The acceleration of technology has led to remarkable benefits for business and the economy – but what about people earning middle- and base-level incomes?
Join MIT Sloan Experts’ (@mitsloanexperts) #FutureofWork Twitter chat with Erik Brynjolfsson (@erikbryn), director of the MIT Initiative on the Digital Economy, as he discusses how digital innovations can create a more inclusive, productive and sustainable future for all. Tim O’Reilly (@timoreilly), founder and CEO of O’Reilly Media, will host the chat and ask Erik questions that will help guide the conversation.
The chat will take place on Wednesday, April 13, from 7 p.m. to 8 p.m. EST.
How do you get involved? It’s simple! If you have a question or a response to one of Tim O’Reilly’s questions, just include “#FutureofWork” in your tweet.
The #FutureofWork Twitter chat will promote registration for the MIT Inclusive Innovation Competition, open from March 1 – June 1, 2016, which celebrates organizations that create economic opportunity in the digital era.
Join us May 18 at 12 Eastern for a live interview with Professor Zeynep Ton, author of The Good Jobs Strategy. Ton will discuss how changes in workplace design—which include paying employees higher wages and giving them a sense of purpose and empowerment at work—translates into higher profits for companies and superior results for investors. The New York Times calls it a “radical and yet sensible idea.”
Many words can come to mind: new, exciting, experimental, small, lean, agile, fast. To me, “startup” mostly makes me think of “agile” and “fast.”
In an early stage startup, everybody is focused on the same thing. People are passionate, enthusiastic, hungry for an opportunity to change the world, and they will do whatever it takes to get things done.
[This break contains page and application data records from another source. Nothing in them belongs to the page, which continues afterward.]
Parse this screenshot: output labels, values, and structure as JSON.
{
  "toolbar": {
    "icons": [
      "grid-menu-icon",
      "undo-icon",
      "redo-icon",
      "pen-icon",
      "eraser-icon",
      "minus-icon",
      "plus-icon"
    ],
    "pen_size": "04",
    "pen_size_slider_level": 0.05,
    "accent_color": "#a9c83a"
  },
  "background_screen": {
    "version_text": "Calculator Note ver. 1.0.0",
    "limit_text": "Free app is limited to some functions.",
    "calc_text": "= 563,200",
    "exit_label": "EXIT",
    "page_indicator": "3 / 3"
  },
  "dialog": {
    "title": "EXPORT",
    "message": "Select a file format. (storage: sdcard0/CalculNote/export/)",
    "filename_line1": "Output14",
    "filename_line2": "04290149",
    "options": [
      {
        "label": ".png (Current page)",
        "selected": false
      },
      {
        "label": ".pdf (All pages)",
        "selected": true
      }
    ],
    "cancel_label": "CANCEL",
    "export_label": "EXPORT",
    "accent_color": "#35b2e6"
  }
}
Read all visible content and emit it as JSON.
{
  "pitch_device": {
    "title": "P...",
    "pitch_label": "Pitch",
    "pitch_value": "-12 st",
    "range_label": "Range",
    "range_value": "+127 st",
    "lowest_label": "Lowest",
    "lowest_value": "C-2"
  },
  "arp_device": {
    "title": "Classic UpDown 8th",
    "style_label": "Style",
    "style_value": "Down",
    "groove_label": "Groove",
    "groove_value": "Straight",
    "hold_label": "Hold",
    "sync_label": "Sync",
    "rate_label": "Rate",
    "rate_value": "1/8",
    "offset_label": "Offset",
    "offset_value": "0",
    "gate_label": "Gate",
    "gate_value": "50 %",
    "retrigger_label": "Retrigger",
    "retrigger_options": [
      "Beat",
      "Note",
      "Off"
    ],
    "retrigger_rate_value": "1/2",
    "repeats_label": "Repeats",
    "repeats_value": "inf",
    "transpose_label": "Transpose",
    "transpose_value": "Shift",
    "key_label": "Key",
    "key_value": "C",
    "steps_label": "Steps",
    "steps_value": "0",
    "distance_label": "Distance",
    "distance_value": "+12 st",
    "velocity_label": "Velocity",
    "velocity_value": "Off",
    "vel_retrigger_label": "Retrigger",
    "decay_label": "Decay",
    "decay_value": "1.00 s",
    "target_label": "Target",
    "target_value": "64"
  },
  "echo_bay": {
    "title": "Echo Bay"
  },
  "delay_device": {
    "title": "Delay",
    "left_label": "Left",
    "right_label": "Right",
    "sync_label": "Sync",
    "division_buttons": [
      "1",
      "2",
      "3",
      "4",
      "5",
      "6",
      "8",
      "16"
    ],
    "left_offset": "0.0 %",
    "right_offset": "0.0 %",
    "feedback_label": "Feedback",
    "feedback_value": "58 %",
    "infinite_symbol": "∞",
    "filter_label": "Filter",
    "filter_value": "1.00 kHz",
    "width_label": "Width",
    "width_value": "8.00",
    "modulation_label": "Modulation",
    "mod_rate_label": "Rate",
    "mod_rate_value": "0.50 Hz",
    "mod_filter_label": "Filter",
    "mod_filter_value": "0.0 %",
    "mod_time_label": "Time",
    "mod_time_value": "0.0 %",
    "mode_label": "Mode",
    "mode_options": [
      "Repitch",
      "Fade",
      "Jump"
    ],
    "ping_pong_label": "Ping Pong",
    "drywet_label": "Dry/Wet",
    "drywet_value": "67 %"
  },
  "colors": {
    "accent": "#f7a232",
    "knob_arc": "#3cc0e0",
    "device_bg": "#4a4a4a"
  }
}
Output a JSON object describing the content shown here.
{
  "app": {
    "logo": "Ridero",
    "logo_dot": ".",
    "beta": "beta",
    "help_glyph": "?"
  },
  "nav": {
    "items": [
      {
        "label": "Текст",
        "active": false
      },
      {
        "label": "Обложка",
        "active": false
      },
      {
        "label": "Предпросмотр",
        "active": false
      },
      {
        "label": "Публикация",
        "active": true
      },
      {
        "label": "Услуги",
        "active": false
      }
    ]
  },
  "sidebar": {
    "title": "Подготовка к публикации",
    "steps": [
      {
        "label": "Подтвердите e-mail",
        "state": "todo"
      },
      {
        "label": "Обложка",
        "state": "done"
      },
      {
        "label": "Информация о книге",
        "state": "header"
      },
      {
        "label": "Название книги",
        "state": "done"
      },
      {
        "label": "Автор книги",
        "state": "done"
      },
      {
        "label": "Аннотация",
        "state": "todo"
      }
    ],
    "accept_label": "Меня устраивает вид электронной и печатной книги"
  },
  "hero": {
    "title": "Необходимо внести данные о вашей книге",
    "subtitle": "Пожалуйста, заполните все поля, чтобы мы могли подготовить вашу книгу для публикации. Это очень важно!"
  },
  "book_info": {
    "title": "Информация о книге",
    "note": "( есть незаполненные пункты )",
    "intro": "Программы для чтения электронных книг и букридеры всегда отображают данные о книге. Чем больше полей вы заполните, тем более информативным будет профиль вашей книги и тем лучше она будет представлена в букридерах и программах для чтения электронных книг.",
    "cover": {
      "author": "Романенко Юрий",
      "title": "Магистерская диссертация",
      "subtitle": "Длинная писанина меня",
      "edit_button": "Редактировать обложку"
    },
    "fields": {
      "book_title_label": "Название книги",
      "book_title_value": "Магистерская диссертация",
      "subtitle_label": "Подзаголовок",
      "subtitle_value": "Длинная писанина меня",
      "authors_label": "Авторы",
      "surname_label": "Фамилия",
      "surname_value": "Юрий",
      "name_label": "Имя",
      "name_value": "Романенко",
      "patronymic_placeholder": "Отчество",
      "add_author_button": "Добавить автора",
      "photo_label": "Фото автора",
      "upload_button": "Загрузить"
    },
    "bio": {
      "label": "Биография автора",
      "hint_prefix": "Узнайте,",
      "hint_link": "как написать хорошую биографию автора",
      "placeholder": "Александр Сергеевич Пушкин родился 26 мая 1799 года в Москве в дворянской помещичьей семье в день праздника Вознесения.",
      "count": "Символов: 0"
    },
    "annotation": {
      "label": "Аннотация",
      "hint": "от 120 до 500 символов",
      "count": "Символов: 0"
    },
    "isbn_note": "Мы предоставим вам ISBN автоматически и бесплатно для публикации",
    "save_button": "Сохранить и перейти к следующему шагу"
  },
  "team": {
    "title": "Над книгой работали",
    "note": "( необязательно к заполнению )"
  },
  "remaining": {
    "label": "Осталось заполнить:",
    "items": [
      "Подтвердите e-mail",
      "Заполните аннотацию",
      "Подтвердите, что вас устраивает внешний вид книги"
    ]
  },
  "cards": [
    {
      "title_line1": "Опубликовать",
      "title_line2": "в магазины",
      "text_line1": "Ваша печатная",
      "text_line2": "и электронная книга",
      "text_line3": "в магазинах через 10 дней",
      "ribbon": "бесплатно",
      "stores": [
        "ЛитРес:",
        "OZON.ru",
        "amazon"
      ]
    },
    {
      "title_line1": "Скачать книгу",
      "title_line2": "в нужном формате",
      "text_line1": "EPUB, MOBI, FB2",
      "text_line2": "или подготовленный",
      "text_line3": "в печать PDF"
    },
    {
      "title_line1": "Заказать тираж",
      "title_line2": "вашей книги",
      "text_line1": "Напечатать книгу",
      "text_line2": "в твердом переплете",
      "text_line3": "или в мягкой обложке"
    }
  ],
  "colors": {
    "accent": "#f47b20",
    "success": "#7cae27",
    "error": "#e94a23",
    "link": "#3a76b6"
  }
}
At a headcount of 5-10 people, coordination comes naturally. There are no legacy processes to slow things down. Without existing customers, the team is free to modify their products and services as they learn more. There is also a shared sense of urgency. So they run fast: because it’s fun, because they can, and because they have to.